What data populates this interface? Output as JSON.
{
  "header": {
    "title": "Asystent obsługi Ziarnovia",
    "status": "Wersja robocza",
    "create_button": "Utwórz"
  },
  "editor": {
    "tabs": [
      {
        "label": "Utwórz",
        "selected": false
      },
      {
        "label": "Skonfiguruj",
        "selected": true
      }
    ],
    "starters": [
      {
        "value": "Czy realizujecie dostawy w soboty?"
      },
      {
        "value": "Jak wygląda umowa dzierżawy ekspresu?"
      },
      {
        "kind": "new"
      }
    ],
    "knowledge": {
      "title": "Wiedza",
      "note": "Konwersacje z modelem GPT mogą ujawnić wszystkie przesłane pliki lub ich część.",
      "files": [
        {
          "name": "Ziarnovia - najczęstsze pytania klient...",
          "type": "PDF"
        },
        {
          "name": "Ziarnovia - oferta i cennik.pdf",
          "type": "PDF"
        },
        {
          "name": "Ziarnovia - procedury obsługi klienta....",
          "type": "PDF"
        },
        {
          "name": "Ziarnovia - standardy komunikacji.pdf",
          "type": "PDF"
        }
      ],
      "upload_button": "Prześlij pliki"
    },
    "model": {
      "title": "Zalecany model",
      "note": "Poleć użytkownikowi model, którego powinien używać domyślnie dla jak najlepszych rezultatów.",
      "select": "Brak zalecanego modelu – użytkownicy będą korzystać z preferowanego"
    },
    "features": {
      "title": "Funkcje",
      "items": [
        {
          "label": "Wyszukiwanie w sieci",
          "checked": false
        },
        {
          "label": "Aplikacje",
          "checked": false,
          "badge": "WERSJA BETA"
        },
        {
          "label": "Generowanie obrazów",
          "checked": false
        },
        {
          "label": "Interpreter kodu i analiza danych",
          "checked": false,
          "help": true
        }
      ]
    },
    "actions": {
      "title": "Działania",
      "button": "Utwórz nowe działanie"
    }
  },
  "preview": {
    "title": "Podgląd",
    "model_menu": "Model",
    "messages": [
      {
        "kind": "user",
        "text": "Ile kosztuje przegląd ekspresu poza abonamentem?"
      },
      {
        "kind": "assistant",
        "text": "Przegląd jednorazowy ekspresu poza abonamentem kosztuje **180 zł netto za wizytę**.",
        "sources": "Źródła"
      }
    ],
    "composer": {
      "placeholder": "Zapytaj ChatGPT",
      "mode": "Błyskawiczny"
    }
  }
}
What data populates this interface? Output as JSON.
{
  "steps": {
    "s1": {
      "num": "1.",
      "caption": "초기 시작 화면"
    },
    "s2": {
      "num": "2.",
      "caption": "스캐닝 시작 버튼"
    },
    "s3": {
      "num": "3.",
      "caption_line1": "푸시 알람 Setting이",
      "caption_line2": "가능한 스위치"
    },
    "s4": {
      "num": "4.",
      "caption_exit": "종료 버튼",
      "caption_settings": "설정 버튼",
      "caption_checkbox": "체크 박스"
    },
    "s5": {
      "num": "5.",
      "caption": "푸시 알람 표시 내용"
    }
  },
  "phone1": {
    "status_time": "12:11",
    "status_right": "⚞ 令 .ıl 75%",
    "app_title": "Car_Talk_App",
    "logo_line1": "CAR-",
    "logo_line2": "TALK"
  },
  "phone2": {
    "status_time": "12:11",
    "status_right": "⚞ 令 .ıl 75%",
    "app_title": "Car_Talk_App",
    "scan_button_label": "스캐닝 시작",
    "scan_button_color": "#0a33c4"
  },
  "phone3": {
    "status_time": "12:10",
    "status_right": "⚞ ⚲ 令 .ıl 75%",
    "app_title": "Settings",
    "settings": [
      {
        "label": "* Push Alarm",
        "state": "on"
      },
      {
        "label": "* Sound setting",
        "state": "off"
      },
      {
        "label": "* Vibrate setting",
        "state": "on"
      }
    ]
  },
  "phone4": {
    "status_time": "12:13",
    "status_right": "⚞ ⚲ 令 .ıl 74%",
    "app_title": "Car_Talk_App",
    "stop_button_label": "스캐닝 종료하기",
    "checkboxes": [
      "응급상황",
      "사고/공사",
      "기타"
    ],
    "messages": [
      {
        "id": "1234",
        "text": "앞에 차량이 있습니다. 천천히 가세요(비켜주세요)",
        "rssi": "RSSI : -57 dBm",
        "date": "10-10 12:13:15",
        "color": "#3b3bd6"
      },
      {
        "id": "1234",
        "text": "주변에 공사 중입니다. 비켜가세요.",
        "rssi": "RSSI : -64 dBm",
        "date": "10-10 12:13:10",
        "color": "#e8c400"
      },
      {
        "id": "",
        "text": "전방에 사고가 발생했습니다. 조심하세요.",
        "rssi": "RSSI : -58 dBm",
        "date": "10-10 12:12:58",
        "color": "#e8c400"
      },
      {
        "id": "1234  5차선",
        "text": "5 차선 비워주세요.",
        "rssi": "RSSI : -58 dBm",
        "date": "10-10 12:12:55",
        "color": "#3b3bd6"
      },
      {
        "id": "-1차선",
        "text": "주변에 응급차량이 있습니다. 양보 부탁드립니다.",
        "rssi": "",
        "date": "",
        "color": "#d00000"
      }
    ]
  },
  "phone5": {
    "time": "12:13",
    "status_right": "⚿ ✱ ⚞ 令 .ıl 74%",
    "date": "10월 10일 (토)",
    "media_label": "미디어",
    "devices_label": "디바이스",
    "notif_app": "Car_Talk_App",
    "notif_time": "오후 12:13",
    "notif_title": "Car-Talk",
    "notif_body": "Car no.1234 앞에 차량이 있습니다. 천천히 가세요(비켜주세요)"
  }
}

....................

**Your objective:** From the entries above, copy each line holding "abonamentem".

**Exercise output:**
        "text": "Ile kosztuje przegląd ekspresu poza abonamentem?"
        "text": "Przegląd jednorazowy ekspresu poza abonamentem kosztuje **180 zł netto za wizytę**.",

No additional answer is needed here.